Kizer school, circa 1910, Part 2 of 2

Last Monday’s post (11/5/07) showed a “Souvenir” from the Kizer school about 1910.  Here is a picture of the Kizer school, its teacher and students from about the same time:


Note the two people sitting in the windows on the right side of the building.

Below is a list of the names of some of the persons in the picture.  The list has apparently been cropped on the right side.  I don’t know who made this list.  It is definitely not the handwriting of my father, Frank M. Cochran, Jr., who organized much of the material, other than public records, that will be found on this website.


For easier reading:

In Door:

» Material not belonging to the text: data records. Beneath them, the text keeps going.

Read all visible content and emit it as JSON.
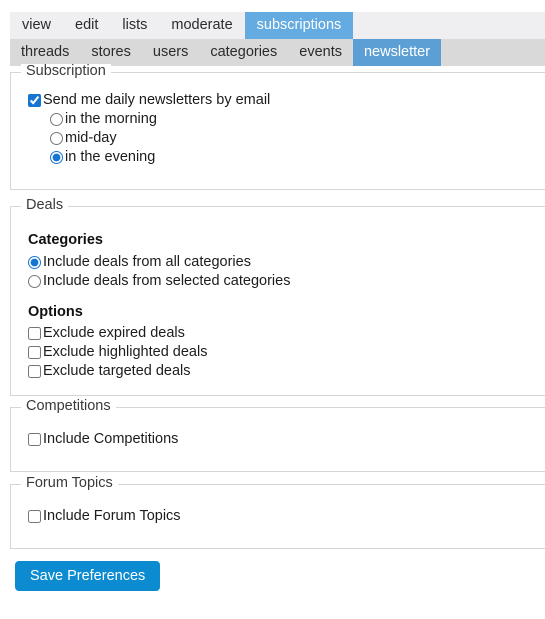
{
  "tabs": {
    "primary": [
      {
        "label": "view",
        "active": false
      },
      {
        "label": "edit",
        "active": false
      },
      {
        "label": "lists",
        "active": false
      },
      {
        "label": "moderate",
        "active": false
      },
      {
        "label": "subscriptions",
        "active": true
      }
    ],
    "secondary": [
      {
        "label": "threads",
        "active": false
      },
      {
        "label": "stores",
        "active": false
      },
      {
        "label": "users",
        "active": false
      },
      {
        "label": "categories",
        "active": false
      },
      {
        "label": "events",
        "active": false
      },
      {
        "label": "newsletter",
        "active": true
      }
    ]
  },
  "sections": {
    "subscription": {
      "legend": "Subscription",
      "newsletter_checkbox": {
        "label": "Send me daily newsletters by email",
        "checked": true
      },
      "time_options": [
        {
          "label": "in the morning",
          "checked": false
        },
        {
          "label": "mid-day",
          "checked": false
        },
        {
          "label": "in the evening",
          "checked": true
        }
      ]
    },
    "deals": {
      "legend": "Deals",
      "categories_heading": "Categories",
      "categories_options": [
        {
          "label": "Include deals from all categories",
          "checked": true
        },
        {
          "label": "Include deals from selected categories",
          "checked": false
        }
      ],
      "options_heading": "Options",
      "options_checkboxes": [
        {
          "label": "Exclude expired deals",
          "checked": false
        },
        {
          "label": "Exclude highlighted deals",
          "checked": false
        },
        {
          "label": "Exclude targeted deals",
          "checked": false
        }
      ]
    },
    "competitions": {
      "legend": "Competitions",
      "checkbox": {
        "label": "Include Competitions",
        "checked": false
      }
    },
    "forum_topics": {
      "legend": "Forum Topics",
      "checkbox": {
        "label": "Include Forum Topics",
        "checked": false
      }
    }
  },
  "actions": {
    "save_label": "Save Preferences"
  },
  "colors": {
    "accent_blue": "#0c8bd1",
    "tab_active_primary": "#63abe0",
    "tab_active_secondary": "#5c9fd4",
    "tabbar_primary_bg": "#efeff1",
    "tabbar_secondary_bg": "#d9d9d9",
    "fieldset_border": "#d6d6d6"
  }
}
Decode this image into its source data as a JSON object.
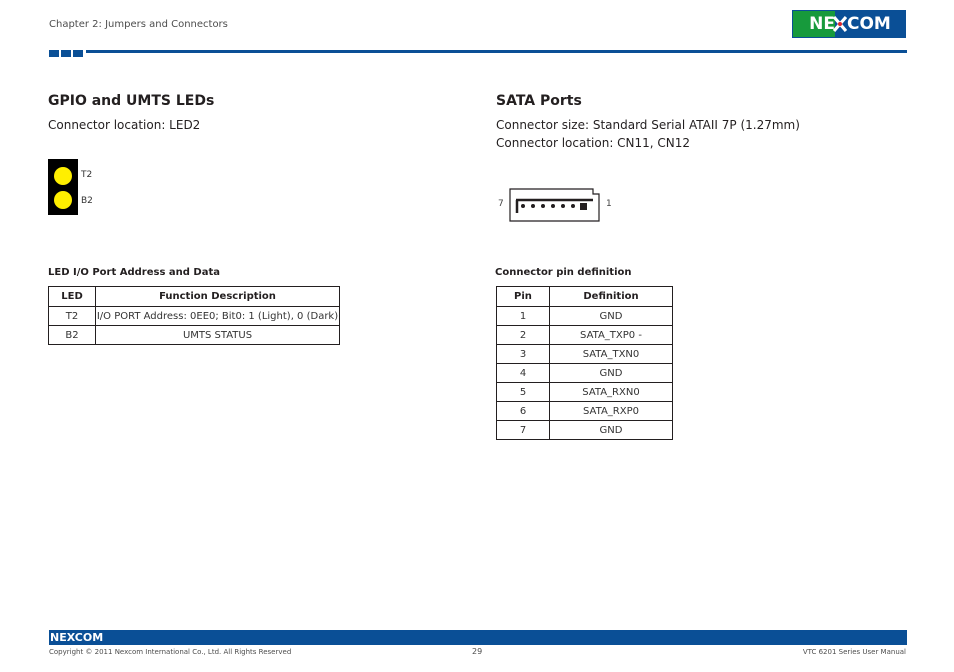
{
  "header": {
    "chapter": "Chapter 2: Jumpers and Connectors",
    "logo_text_left": "NE",
    "logo_text_right": "COM",
    "brand_color": "#0a4f96",
    "brand_green": "#179a3c"
  },
  "gpio": {
    "title": "GPIO and UMTS LEDs",
    "location": "Connector location: LED2",
    "leds": [
      {
        "label": "T2",
        "color": "#ffef00"
      },
      {
        "label": "B2",
        "color": "#ffef00"
      }
    ],
    "table_caption": "LED I/O Port Address and Data",
    "table": {
      "headers": [
        "LED",
        "Function Description"
      ],
      "rows": [
        [
          "T2",
          "I/O PORT Address: 0EE0; Bit0: 1 (Light), 0 (Dark)"
        ],
        [
          "B2",
          "UMTS STATUS"
        ]
      ]
    }
  },
  "sata": {
    "title": "SATA Ports",
    "size": "Connector size: Standard Serial ATAII 7P (1.27mm)",
    "location": "Connector location: CN11, CN12",
    "pin_left": "7",
    "pin_right": "1",
    "pin_count": 7,
    "table_caption": "Connector pin definition",
    "table": {
      "headers": [
        "Pin",
        "Definition"
      ],
      "rows": [
        [
          "1",
          "GND"
        ],
        [
          "2",
          "SATA_TXP0 -"
        ],
        [
          "3",
          "SATA_TXN0"
        ],
        [
          "4",
          "GND"
        ],
        [
          "5",
          "SATA_RXN0"
        ],
        [
          "6",
          "SATA_RXP0"
        ],
        [
          "7",
          "GND"
        ]
      ]
    }
  },
  "footer": {
    "logo_text": "NEXCOM",
    "copyright": "Copyright © 2011 Nexcom International Co., Ltd. All Rights Reserved",
    "page_number": "29",
    "manual_title": "VTC 6201 Series User Manual"
  }
}
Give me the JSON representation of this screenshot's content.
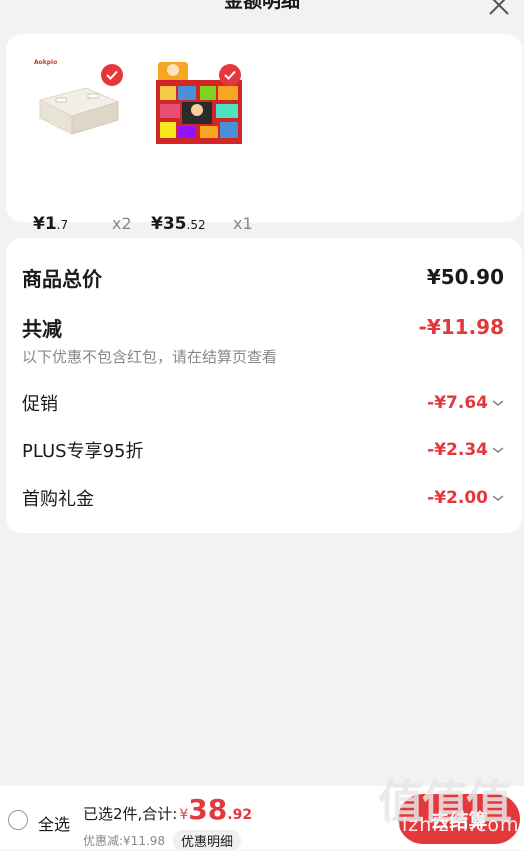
{
  "header": {
    "title": "金额明细"
  },
  "products": [
    {
      "brand": "Aokpio",
      "price_int": "¥1",
      "price_dec": ".7",
      "qty": "x2"
    },
    {
      "price_int": "¥35",
      "price_dec": ".52",
      "qty": "x1"
    }
  ],
  "summary": {
    "total_label": "商品总价",
    "total_value": "¥50.90",
    "reduce_label": "共减",
    "reduce_value": "-¥11.98",
    "note": "以下优惠不包含红包，请在结算页查看",
    "discounts": [
      {
        "label": "促销",
        "value": "-¥7.64"
      },
      {
        "label": "PLUS专享95折",
        "value": "-¥2.34"
      },
      {
        "label": "首购礼金",
        "value": "-¥2.00"
      }
    ]
  },
  "bottom": {
    "select_all": "全选",
    "selected_text": "已选2件,合计:",
    "currency": "¥",
    "total_int": "38",
    "total_dec": ".92",
    "discount_text": "优惠减:¥11.98",
    "detail_label": "优惠明细",
    "checkout_label": "去结算"
  },
  "watermark": {
    "big": "值值值",
    "small": "zhizhizhi.com"
  },
  "colors": {
    "accent": "#e4393c",
    "background": "#f2f2f2"
  }
}
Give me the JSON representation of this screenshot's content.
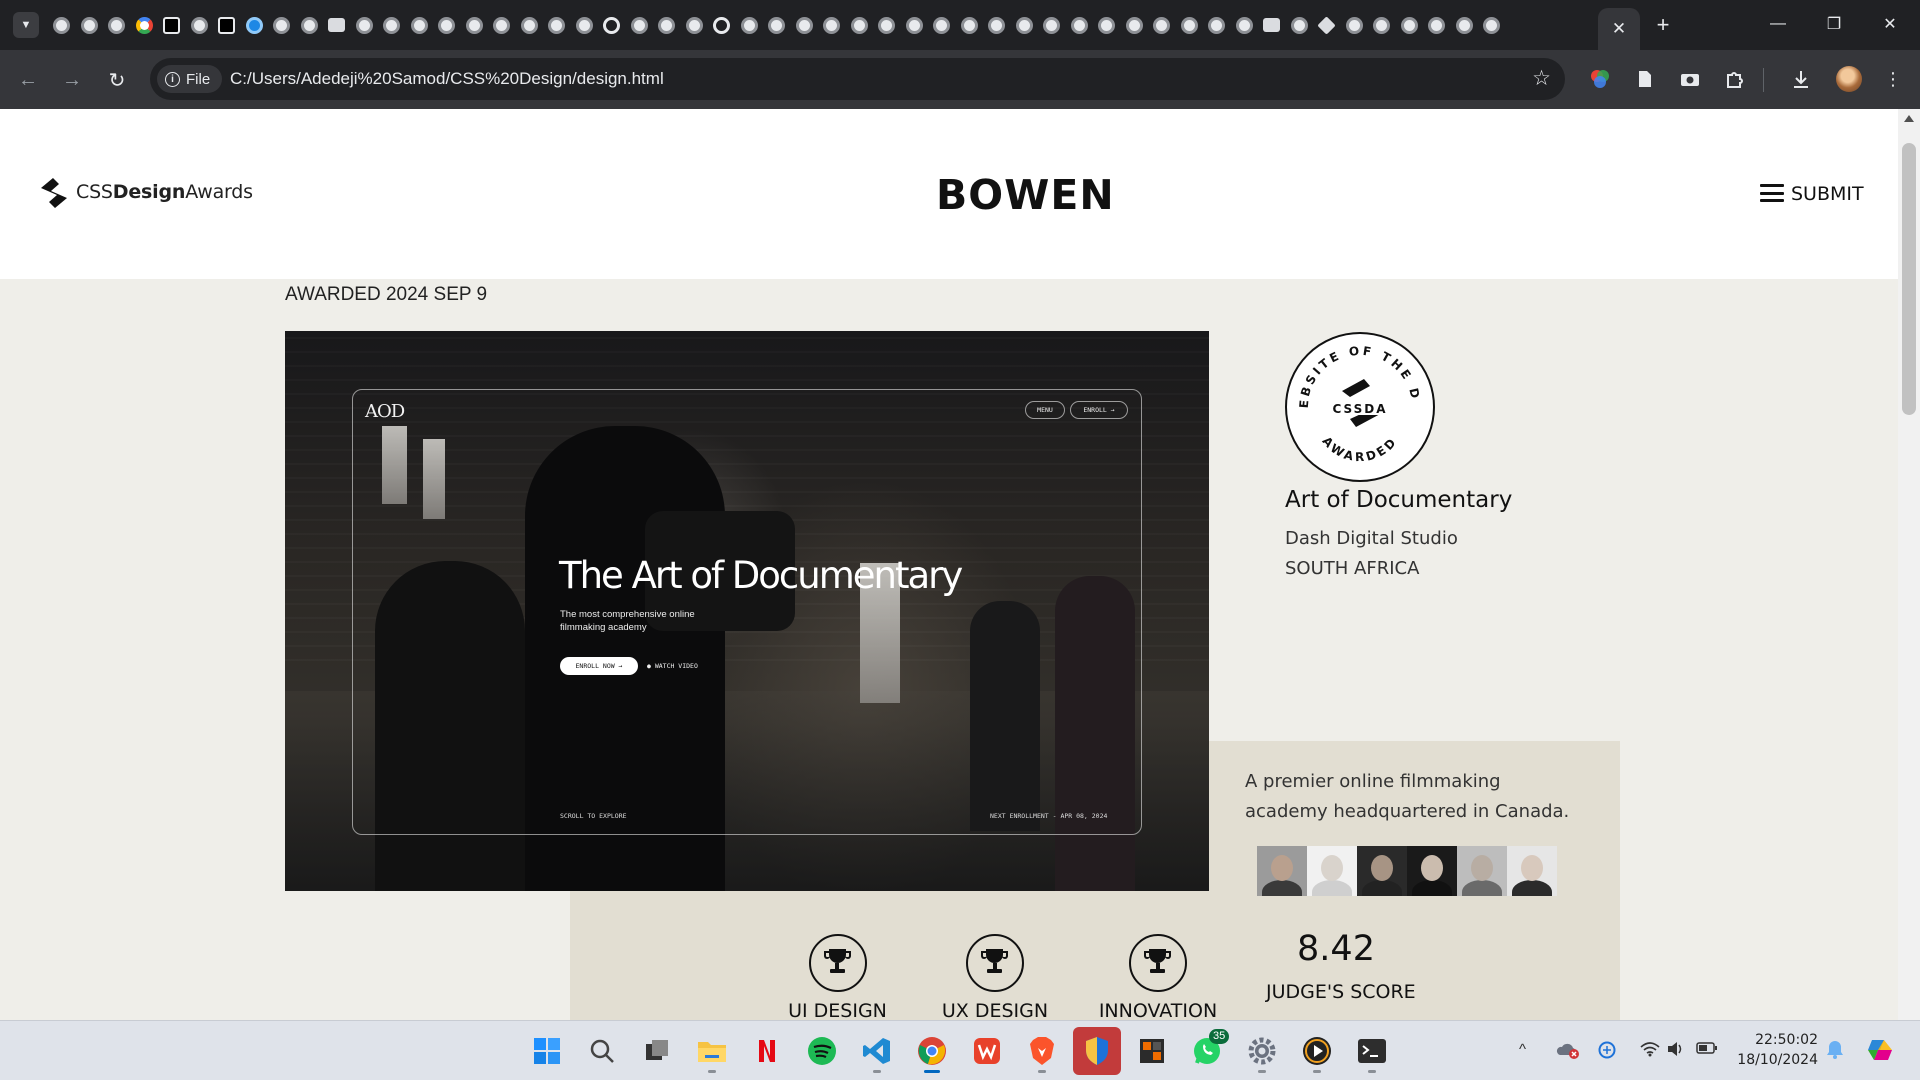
{
  "browser": {
    "tab_count_icons": [
      "globe",
      "globe",
      "globe",
      "google",
      "dark",
      "globe",
      "dark",
      "edge",
      "globe",
      "globe",
      "camera",
      "globe",
      "globe",
      "globe",
      "globe",
      "globe",
      "chrome",
      "globe",
      "globe",
      "globe",
      "github",
      "globe",
      "globe",
      "globe",
      "openai",
      "globe",
      "globe",
      "globe",
      "chrome",
      "globe",
      "globe",
      "chrome",
      "globe",
      "globe",
      "globe",
      "globe",
      "globe",
      "globe",
      "globe",
      "globe",
      "globe",
      "globe",
      "globe",
      "globe",
      "camera",
      "globe",
      "puzzle",
      "globe",
      "globe",
      "globe",
      "globe",
      "globe",
      "globe"
    ],
    "active_tab_close": "✕",
    "new_tab": "+",
    "window_controls": {
      "minimize": "—",
      "restore": "❐",
      "close": "✕"
    },
    "address": {
      "chip_label": "File",
      "url": "C:/Users/Adedeji%20Samod/CSS%20Design/design.html"
    }
  },
  "site": {
    "logo": {
      "prefix": "CSS",
      "bold": "Design",
      "suffix": "Awards"
    },
    "brand": "BOWEN",
    "menu_label": "SUBMIT",
    "awarded_date": "AWARDED 2024 SEP 9",
    "hero": {
      "logo": "AOD",
      "menu_btn": "MENU",
      "enroll_btn": "ENROLL →",
      "title": "The Art of Documentary",
      "subtitle": "The most comprehensive online filmmaking academy",
      "cta": "ENROLL NOW →",
      "watch": "● WATCH VIDEO",
      "scroll": "SCROLL TO EXPLORE",
      "next": "NEXT ENROLLMENT - APR 08, 2024"
    },
    "badge": {
      "ring_top": "WEBSITE OF THE DAY",
      "ring_bottom": "AWARDED",
      "center": "CSSDA"
    },
    "title": "Art of Documentary",
    "studio": "Dash Digital Studio",
    "country": "SOUTH AFRICA",
    "description": "A premier online filmmaking academy headquartered in Canada.",
    "judges": [
      {
        "skin": "#b9a08e",
        "shirt": "#3a3a3a",
        "bg": "#9b9b9b"
      },
      {
        "skin": "#d9d3cc",
        "shirt": "#cfcfcf",
        "bg": "#f1f1f1"
      },
      {
        "skin": "#a79484",
        "shirt": "#222222",
        "bg": "#2a2a2a"
      },
      {
        "skin": "#cbbcae",
        "shirt": "#111111",
        "bg": "#1a1a1a"
      },
      {
        "skin": "#b8ada3",
        "shirt": "#6a6a6a",
        "bg": "#bdbdbd"
      },
      {
        "skin": "#d8c9bd",
        "shirt": "#2b2b2b",
        "bg": "#e6e6e6"
      }
    ],
    "awards": [
      "UI DESIGN",
      "UX DESIGN",
      "INNOVATION"
    ],
    "score": {
      "value": "8.42",
      "label": "JUDGE'S SCORE"
    }
  },
  "taskbar": {
    "apps": [
      "windows-start",
      "search",
      "task-view",
      "file-explorer",
      "netflix",
      "spotify",
      "vscode",
      "chrome",
      "wps-office",
      "brave",
      "security",
      "sublime",
      "whatsapp",
      "settings",
      "media-player",
      "terminal"
    ],
    "whatsapp_badge": "35",
    "time": "22:50:02",
    "date": "18/10/2024"
  }
}
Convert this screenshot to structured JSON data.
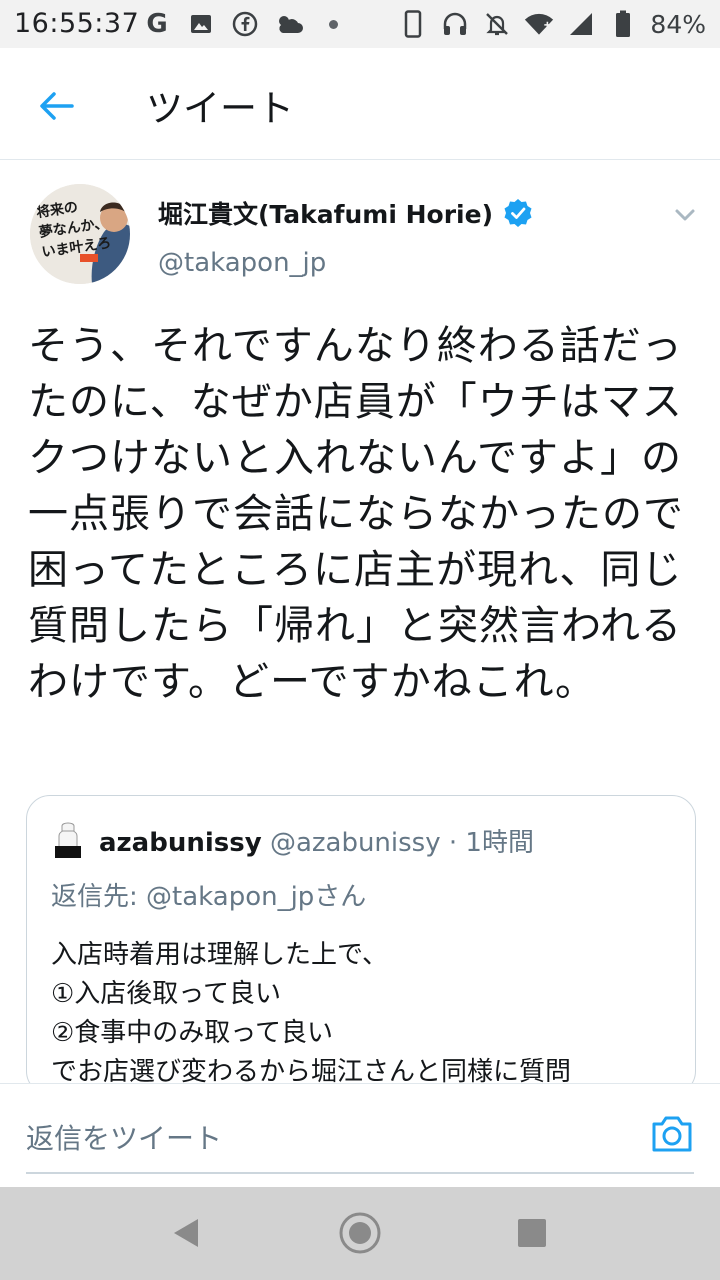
{
  "status_bar": {
    "time": "16:55:37",
    "left_icons": [
      "google-icon",
      "image-icon",
      "facebook-icon",
      "weather-icon",
      "dot-icon"
    ],
    "right_icons": [
      "phone-icon",
      "headset-icon",
      "mute-icon",
      "wifi-icon",
      "signal-icon",
      "battery-icon"
    ],
    "battery_percent": "84%",
    "g_letter": "G"
  },
  "header": {
    "title": "ツイート"
  },
  "tweet": {
    "author_name": "堀江貴文(Takafumi Horie)",
    "author_handle": "@takapon_jp",
    "verified": true,
    "text": "そう、それですんなり終わる話だったのに、なぜか店員が「ウチはマスクつけないと入れないんですよ」の一点張りで会話にならなかったので困ってたところに店主が現れ、同じ質問したら「帰れ」と突然言われるわけです。どーですかねこれ。",
    "avatar_book_text": "将来の夢なんか、いま叶えろ"
  },
  "quoted_tweet": {
    "name": "azabunissy",
    "handle": "@azabunissy",
    "time": "· 1時間",
    "reply_prefix": "返信先: ",
    "reply_handle": "@takapon_jpさん",
    "lines": [
      "入店時着用は理解した上で、",
      "①入店後取って良い",
      "②食事中のみ取って良い",
      "でお店選び変わるから堀江さんと同様に質問"
    ]
  },
  "reply_bar": {
    "placeholder": "返信をツイート"
  },
  "colors": {
    "accent": "#1da1f2",
    "text_primary": "#14171a",
    "text_secondary": "#657786",
    "status_bar_bg": "#f2f2f2",
    "nav_bar_bg": "#d2d2d2"
  }
}
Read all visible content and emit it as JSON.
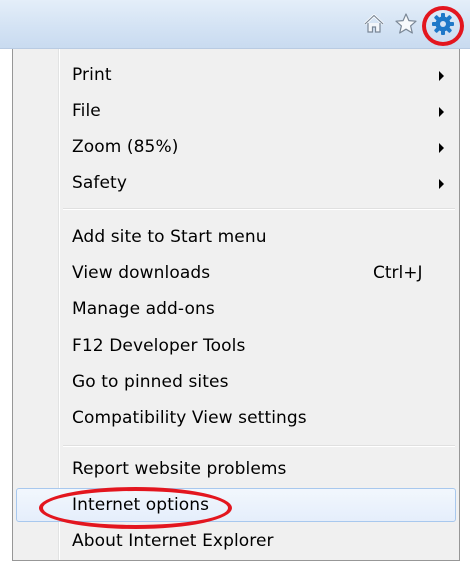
{
  "toolbar": {
    "icons": [
      "home-icon",
      "favorites-star-icon",
      "tools-gear-icon"
    ],
    "colors": {
      "gear": "#1e78c8",
      "annotation": "#e3161f",
      "toolbar_bg": "#d4e3f4"
    }
  },
  "menu": {
    "groups": [
      {
        "items": [
          {
            "label": "Print",
            "submenu": true
          },
          {
            "label": "File",
            "submenu": true
          },
          {
            "label": "Zoom (85%)",
            "submenu": true
          },
          {
            "label": "Safety",
            "submenu": true
          }
        ]
      },
      {
        "items": [
          {
            "label": "Add site to Start menu"
          },
          {
            "label": "View downloads",
            "shortcut": "Ctrl+J"
          },
          {
            "label": "Manage add-ons"
          },
          {
            "label": "F12 Developer Tools"
          },
          {
            "label": "Go to pinned sites"
          },
          {
            "label": "Compatibility View settings"
          }
        ]
      },
      {
        "items": [
          {
            "label": "Report website problems"
          },
          {
            "label": "Internet options",
            "highlighted": true
          },
          {
            "label": "About Internet Explorer"
          }
        ]
      }
    ]
  }
}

Katie Barnett with Bardon in her arms, Eddie Barker, Eureka Cochran

Top row:

Mr. Baker (teacher), Hozzie Waller

Second Row from top:

Blanchard Vaughan, Edie (?) King, Fairy King, Paul Collins, Frank Cochran, Luther Vaughan, Valma Cochran

Third Row from top:

Clarence Thomas, Ida Mae Pockrus, Allen Collins, Ellis Collins, Willis Cochran, Bryan Cochran, Grady Barker, unknown, Jessie Ray Cochran, Maud King, unknown, Corrie Pockrus

Fourth Row (next-to-bottom) from top:

Odessa Waller, Chloe Lyons, unknown, Zula Mae Collins, Ruth Vaughan, Gertrude Barker, Evie Waller, unknown, Roy Waller, Clifford King, Judson Thomas, Verlie Lyons, unknown

Fifth (Bottom) Row:

Jimmy Cochran, Paul Barnett, Harvey Thomas, Maudie Pockrus, unknown, unknown, Tillman Collins, Willie Dell Vaughan, unknown, Glen McDonald, [Lyons or King?], [? Collins], unknown

Kizer School, circa 1910, Part 1 of 2

About 1910, the community of Kizer (2 miles south of Bradley) was large enough to have its own school.  The following photos were taken of an item called a school “Souvenir.”  The “Souvenir” is bound in light cardboard and has two folded sheets of paper inside, making a total of four pages.  The “Souvenir” contains a poem, “Opportunity,” the name of a teacher, the pupils and the School Board.  Other than the name of the printing company at the bottom of the poem, the “Souvenir” contains no advertising.  Perhaps this was the early twentieth century, rural southwest Arkansas equivalent of today’s school yearbooks.

The back and front covers:

Family Pictures 1 1-2 blue 034 A

Page 1 contains the poem, “Opportunity”:


Page 2 is blank.  Page 3 contains the list of pupils, many of whom would later become well-known members of the Bradley community:

Family Pictures 1 1-2 blue 036 A

Page 4 is also blank.   Here is an enlarged view of page 3, so the names can be read more easily: